Plus, by holding back some water in restored marshes or ponds "in theory, at least, you'll also be holding back some of the nutrients," Bohlen says. Restored wetlands are generally very good, in fact, at removing nitrogen from the system. Phosphorus is trickier. According to Bohlen's research, re-flooding land that was formerly drained and farmed can actually release stored phosphorus into the water, rather than removing it.
"There's a tremendous legacy of accumulated phosphorus in the soils due to past fertilizer use," Bohlen says. "So we have this legacy that we have to live with."
Members of the media receive complimentary registration to the joint ASA, CSSA, SSSA meetings. To register or to arrange a one-on-one interview with Bohlen, please contact Susan Fisk at the email address above by Oct. 25, 2013.
Susan Fisk | Source: EurekAlert!
Further information: www.agronomy.org
More articles from Agricultural and Forestry Science:
Sustainable, innovative forest use for Europe
11.12.2013 | Bayerische Forschungsallianz GmbH
Toxic Substances in Banana Plants Kill Root Pests
11.12.2013 | Max-Planck-Institut für chemische Ökologie
The molecular architecture of three key proteins and their complexes reveals how plants fine-tune their immune response to pathogens
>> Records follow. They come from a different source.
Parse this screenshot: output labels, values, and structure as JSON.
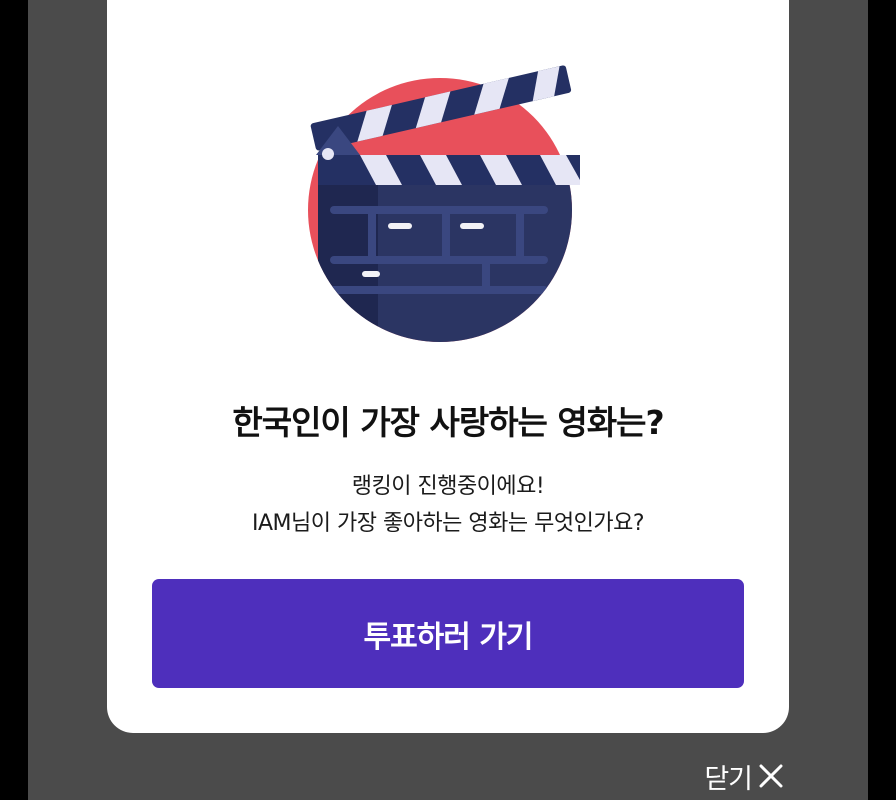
{
  "modal": {
    "illustration": "clapperboard-icon",
    "title": "한국인이 가장 사랑하는 영화는?",
    "description_line1": "랭킹이 진행중이에요!",
    "description_line2": "IAM님이 가장 좋아하는 영화는 무엇인가요?",
    "cta_label": "투표하러 가기"
  },
  "close": {
    "label": "닫기",
    "icon": "close-icon"
  },
  "colors": {
    "overlay": "#4b4b4b",
    "accent": "#4e2fbc",
    "illustration_circle": "#e8505b",
    "clapper_body": "#2b3563"
  }
}
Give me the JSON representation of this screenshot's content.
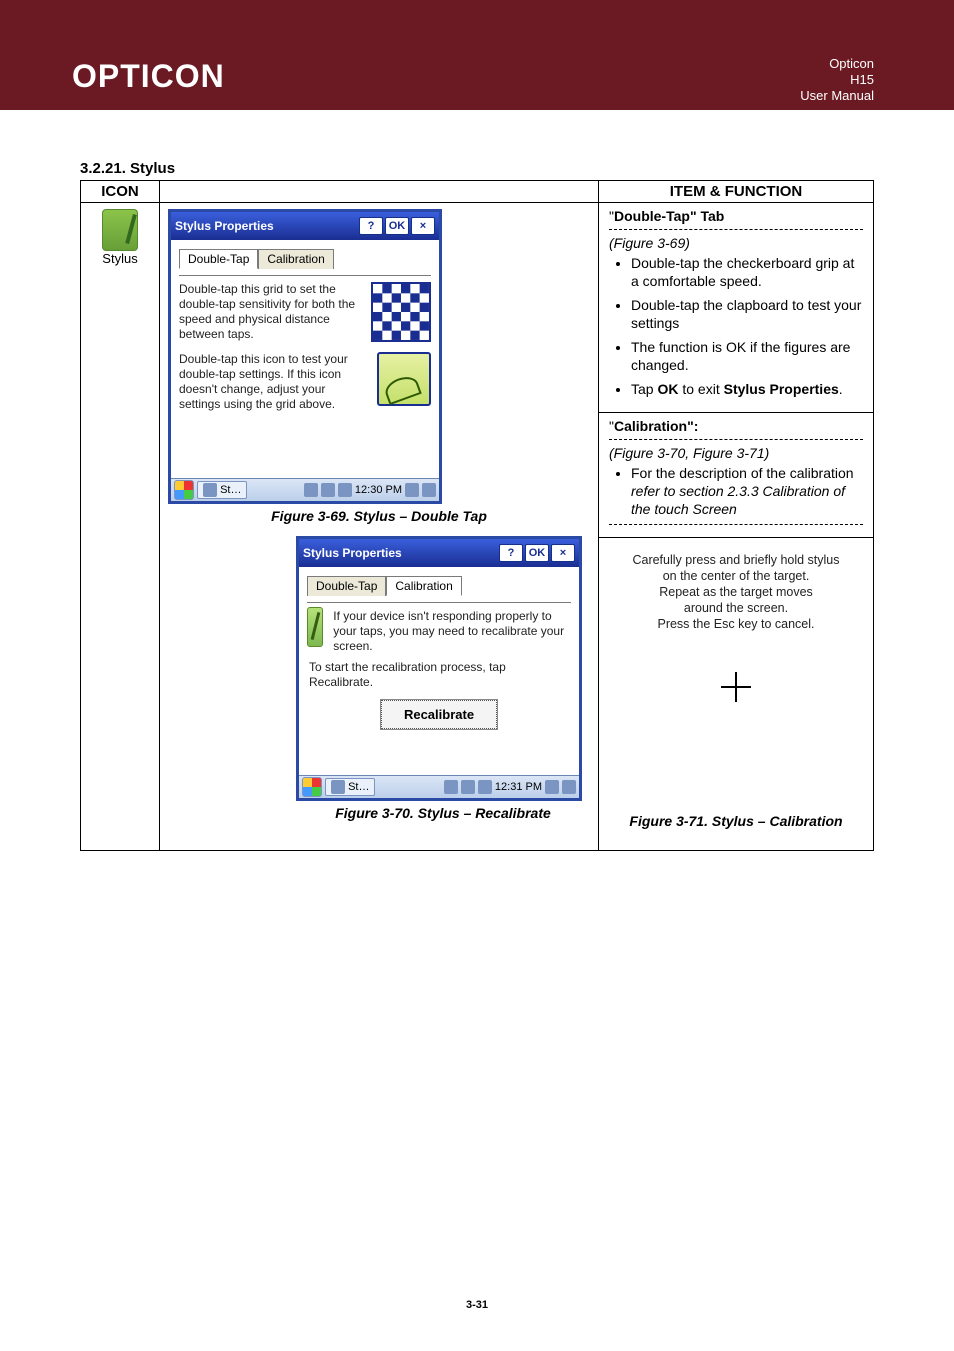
{
  "header": {
    "logo_text": "OPTICON",
    "brand": "Opticon",
    "model": "H15",
    "doc_type": "User Manual"
  },
  "section": {
    "heading": "3.2.21. Stylus"
  },
  "table": {
    "col_icon": "ICON",
    "col_func": "ITEM & FUNCTION",
    "icon_label": "Stylus"
  },
  "fig69": {
    "window_title": "Stylus Properties",
    "help": "?",
    "ok": "OK",
    "close": "×",
    "tab_active": "Double-Tap",
    "tab_inactive": "Calibration",
    "para1": "Double-tap this grid to set the double-tap sensitivity for both the speed and physical distance between taps.",
    "para2": "Double-tap this icon to test your double-tap settings. If this icon doesn't change, adjust your settings using the grid above.",
    "task_label": "St…",
    "task_time": "12:30 PM",
    "caption": "Figure 3-69. Stylus – Double Tap"
  },
  "right_dt": {
    "title_open": "\"",
    "title_strong": "Double-Tap",
    "title_rest": "\" Tab",
    "fig_ref": "(Figure 3-69)",
    "b1": "Double-tap the checkerboard grip at a comfortable speed.",
    "b2": "Double-tap the clapboard to test your settings",
    "b3": "The function is OK if the figures are changed.",
    "b4_pre": "Tap ",
    "b4_ok": "OK",
    "b4_mid": " to exit ",
    "b4_sp": "Stylus Properties",
    "b4_end": "."
  },
  "right_cal": {
    "title_open": "\"",
    "title_strong": "Calibration",
    "title_rest": "\":",
    "fig_ref": "(Figure 3-70, Figure 3-71)",
    "b1_pre": "For the description of the calibration ",
    "b1_it": "refer to section 2.3.3 Calibration of the touch Screen"
  },
  "fig70": {
    "window_title": "Stylus Properties",
    "help": "?",
    "ok": "OK",
    "close": "×",
    "tab_inactive": "Double-Tap",
    "tab_active": "Calibration",
    "memo1": "If your device isn't responding properly to your taps, you may need to recalibrate your screen.",
    "memo2": "To start the recalibration process, tap Recalibrate.",
    "btn": "Recalibrate",
    "task_label": "St…",
    "task_time": "12:31 PM",
    "caption": "Figure 3-70. Stylus – Recalibrate"
  },
  "fig71": {
    "line1": "Carefully press and briefly hold stylus",
    "line2": "on the center of the target.",
    "line3": "Repeat as the target moves",
    "line4": "around the screen.",
    "line5": "Press the Esc key to cancel.",
    "caption": "Figure 3-71. Stylus – Calibration"
  },
  "footer": {
    "page": "3-31"
  }
}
Plants rarely get sick in their natural environment. When the threat of infection arises, a quick decision is made about the necessary countermeasures. The course is set by a protein which forms complexes with its partner proteins for this purpose.
Jane Parker from the Max Planck Institute for Plant Breeding ...
Researchers studying speciation of butterfly orchids on the Azores have been startled to discover that the answer to a long-debated question "Do the islands support one species or two species?" is actually "three species".
Hochstetter's Butterfly-orchid, newly recognized following application of a battery of scientific techniques and reveling in a complex taxonomic history worthy of Sherlock Holmes, is arguably Europe's rarest orchid species. Under threat in its mountain-top retreat, the orchid urgently requires conservation recognition.
A lavishly illustrated publication, titled "Systematic revision of Platanthera in ...
Researchers from Brown University and the University of Hawaii have found some mineralogical surprises in the Moon's largest impact crater.
Data from the Moon Mineralogy Mapper that flew aboard India's Chandrayaan-1 lunar orbiter shows a diverse mineralogy in the subsurface of the giant South Pole Aitken basin.
The differing mineral signatures could be reflective of the minerals dredged up at the time of the giant impact 4 billion years ago, ...
In power electronics systems bonded connections create the central electrical connections between adjoining surfaces.
The quality of these bonded connections is one of the main factors that determines the reliability and availability of drive systems in electric vehicles, and hence constitutes a major design challenge for German auto manufacturers aiming to electrify their vehicles.
Now the partners participating in the RoBE (Robust Bonds in ...
International team of scientists develops new feedback method for optimizing the laser pulse shapes used in the control of chemical reactions
In many ways, traditional chemical synthesis is similar to cooking. To alter the final product, you can change the ingredients or their ratio, change the method of mixing ingredients, or change the temperature or pressure of the environment of the ingredients.
Like an accomplished chef, chemists have become very skilled ...
11.12.2013 | Information Technology
11.12.2013 | Life Sciences
11.12.2013 | Agricultural and Forestry Science
11.12.2013 | Event News
10.12.2013 | Event News
05.12.2013 | Event News